Rochester School Board Member Van White Says "Wait A Minute!" Over Mayoral Control of the Public Schools

Rochester Mayor Robert Duffy
Hmmm....If what Mr. Van white is saying about New York State Constitution is true, then maybe there is an argument that New York City should not be given disparate treatment.

Here is the New York State Constitution in PDF

and: Disparate Treatment Law & Legal Definition

As you can see from a previous look at the Rochester School Board, (Rochester City School District Is Rocked By Scandal When Damaging Audit Information is Leaked to the Press) there are some financial issues that need to be looked at. I hope that Mr. White is addressing Mayoral control to help kids, and will not succumb to pressures from political othersto drop this issue.

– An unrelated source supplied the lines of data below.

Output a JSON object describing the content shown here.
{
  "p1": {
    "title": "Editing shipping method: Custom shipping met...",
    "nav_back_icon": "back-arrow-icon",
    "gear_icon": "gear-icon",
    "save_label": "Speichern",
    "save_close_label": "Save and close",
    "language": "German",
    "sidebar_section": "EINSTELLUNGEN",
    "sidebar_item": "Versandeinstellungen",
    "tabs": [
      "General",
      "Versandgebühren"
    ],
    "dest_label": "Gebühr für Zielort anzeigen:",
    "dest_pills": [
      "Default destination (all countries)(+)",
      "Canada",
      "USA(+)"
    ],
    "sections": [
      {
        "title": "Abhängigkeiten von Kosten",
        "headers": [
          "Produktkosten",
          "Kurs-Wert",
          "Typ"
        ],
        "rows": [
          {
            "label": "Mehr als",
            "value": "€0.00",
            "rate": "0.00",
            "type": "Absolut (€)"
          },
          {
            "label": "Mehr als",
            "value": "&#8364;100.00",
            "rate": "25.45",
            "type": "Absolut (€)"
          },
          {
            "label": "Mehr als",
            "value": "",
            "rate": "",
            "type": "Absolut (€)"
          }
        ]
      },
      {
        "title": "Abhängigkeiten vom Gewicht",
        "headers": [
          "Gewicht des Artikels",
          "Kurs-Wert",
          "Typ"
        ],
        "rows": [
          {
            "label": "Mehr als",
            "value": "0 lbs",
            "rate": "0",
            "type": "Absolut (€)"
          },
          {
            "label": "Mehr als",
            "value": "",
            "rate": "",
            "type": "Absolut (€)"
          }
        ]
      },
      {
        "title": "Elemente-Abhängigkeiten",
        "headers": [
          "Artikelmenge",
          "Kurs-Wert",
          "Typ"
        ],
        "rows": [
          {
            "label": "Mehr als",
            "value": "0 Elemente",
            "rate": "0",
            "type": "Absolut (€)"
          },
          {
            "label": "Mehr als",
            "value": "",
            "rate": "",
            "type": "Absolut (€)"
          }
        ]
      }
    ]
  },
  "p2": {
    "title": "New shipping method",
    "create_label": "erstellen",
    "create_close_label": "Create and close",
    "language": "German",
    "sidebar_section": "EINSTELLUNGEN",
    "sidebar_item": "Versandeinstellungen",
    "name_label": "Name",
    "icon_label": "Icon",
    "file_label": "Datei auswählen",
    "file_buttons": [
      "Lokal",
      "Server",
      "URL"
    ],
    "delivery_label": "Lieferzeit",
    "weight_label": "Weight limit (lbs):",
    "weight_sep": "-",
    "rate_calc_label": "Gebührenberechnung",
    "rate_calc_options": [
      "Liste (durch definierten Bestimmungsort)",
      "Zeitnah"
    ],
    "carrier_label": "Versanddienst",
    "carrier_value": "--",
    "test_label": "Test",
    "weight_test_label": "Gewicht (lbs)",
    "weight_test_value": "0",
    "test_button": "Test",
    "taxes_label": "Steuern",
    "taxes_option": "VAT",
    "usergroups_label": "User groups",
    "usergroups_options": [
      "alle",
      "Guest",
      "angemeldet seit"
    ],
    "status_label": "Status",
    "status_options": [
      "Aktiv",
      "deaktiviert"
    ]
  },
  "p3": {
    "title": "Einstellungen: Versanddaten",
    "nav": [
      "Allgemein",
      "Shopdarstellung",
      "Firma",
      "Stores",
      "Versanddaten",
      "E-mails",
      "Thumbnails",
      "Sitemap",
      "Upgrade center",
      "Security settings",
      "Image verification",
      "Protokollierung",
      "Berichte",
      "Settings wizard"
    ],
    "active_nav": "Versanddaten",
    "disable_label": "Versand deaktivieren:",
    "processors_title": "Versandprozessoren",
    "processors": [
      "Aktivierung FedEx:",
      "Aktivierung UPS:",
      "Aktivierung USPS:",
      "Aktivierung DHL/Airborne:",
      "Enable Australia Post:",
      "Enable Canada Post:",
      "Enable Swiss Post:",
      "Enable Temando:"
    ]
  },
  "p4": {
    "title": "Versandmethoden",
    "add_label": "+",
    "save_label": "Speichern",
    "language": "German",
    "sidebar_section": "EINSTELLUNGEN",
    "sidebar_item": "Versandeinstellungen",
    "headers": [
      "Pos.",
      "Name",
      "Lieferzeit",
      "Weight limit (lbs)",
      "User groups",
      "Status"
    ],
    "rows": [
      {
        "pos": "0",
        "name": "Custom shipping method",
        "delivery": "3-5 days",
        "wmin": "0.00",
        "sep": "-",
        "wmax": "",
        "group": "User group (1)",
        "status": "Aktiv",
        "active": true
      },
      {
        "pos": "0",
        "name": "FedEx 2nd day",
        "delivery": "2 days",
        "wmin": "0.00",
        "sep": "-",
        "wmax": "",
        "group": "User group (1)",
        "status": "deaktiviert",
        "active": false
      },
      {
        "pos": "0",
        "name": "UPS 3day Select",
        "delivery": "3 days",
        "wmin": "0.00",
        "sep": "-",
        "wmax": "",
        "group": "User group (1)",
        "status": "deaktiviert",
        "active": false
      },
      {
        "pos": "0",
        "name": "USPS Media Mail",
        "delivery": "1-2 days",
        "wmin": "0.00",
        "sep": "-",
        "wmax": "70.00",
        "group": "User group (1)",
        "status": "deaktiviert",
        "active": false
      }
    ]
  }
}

Let's pursue this window of opportunity to undo Mayoral Control in NYC!!!

Betsy Combier

January 14, 2010
Mayor Duffy takeover of Rochester schools could face hitch
Nestor Ramos, Staff writer

New York's constitution could slow Mayor Robert Duffy as he attempts to gain control of the Rochester School District, school board member Van White said Wednesday.

A section of the state constitution, White said, requires a two-year process by which legislative changes to local government systems must be enacted.

White, a lawyer, shared his opinion in a letter to Assemblyman Joseph Morelle, D-Irondequoit (pictured above), copies of which he made public at a news conference at his law office.

"One of the things our legislators ought to be doing is complying with the constitution," White said.

Article IX, section 2 of the New York state Constitution outlines the process that must be followed before changing legal powers granted to local governments, including two votes in consecutive calendar years.

If White is correct, that means legislators would have to pass mayoral control for Rochester this year and next, with approval from the governor each time.

White said he was confident that his reading of the constitution was correct, but conceded that others may disagree.

A review of legislative action leading up to the decision to grant Mayor Michael Bloomberg control of New York City's schools in 2002, however, suggests the change was made after a single vote.

"If I'm wrong, I'll be the first to admit," White said, adding he's not planning or threatening a lawsuit.

Morelle said White is putting the cart before the horse.

"No one has drafted anything yet ... Whatever we draft will be consistent with state law in the constitution. We have an army of attorneys that will look at this," said Morelle, who added that he plans to be part of a long period of public input and deliberation before anything is passed in Albany.

A spokesman for Assembly Speaker Sheldon Silver declined to comment on whether Rochester's legislation would need two votes.

Duffy has indicated that he would like to see the framework of a plan for mayoral control in place for the start of the 2010-11 school year should lawmakers approve legislation this year. But he has also acknowledged that switching to the system — which would consolidate the city and school district under his control, eliminating the elected school board in the process — could take time.

Morelle said New York City's move to mayoral control required legislative approval only once, and Bloomberg took control that year.

"We haven't done anything that would violate (the constitution) and we certainly don't intend to," Morelle said.

"We're confident the governor did his due diligence last time," said Duffy spokesman Gary Walker.

With no legislation written, White "is creating hysteria, and nothing has happened yet," Walker said.

January 14, 2010

Mayor Duffy refutes Van White's assertions on school district takeover
Staff reports

Mayor Robert Duffy on Thursday refuted a Board of Education member’s assertions that the state constitution could slow a bid for the city to take over the Rochester School District.

Board member Van White on Wednesday said that Article IX, section 2, of the state constitution requires a two-year process by which legislative changes to local government systems must be enacted.

But Duffy said Thursday that argument is wrong.

“This article provides for home rule powers of local governments, which are counties, cities, towns or villages, not school districts,” Duffy said in a statement.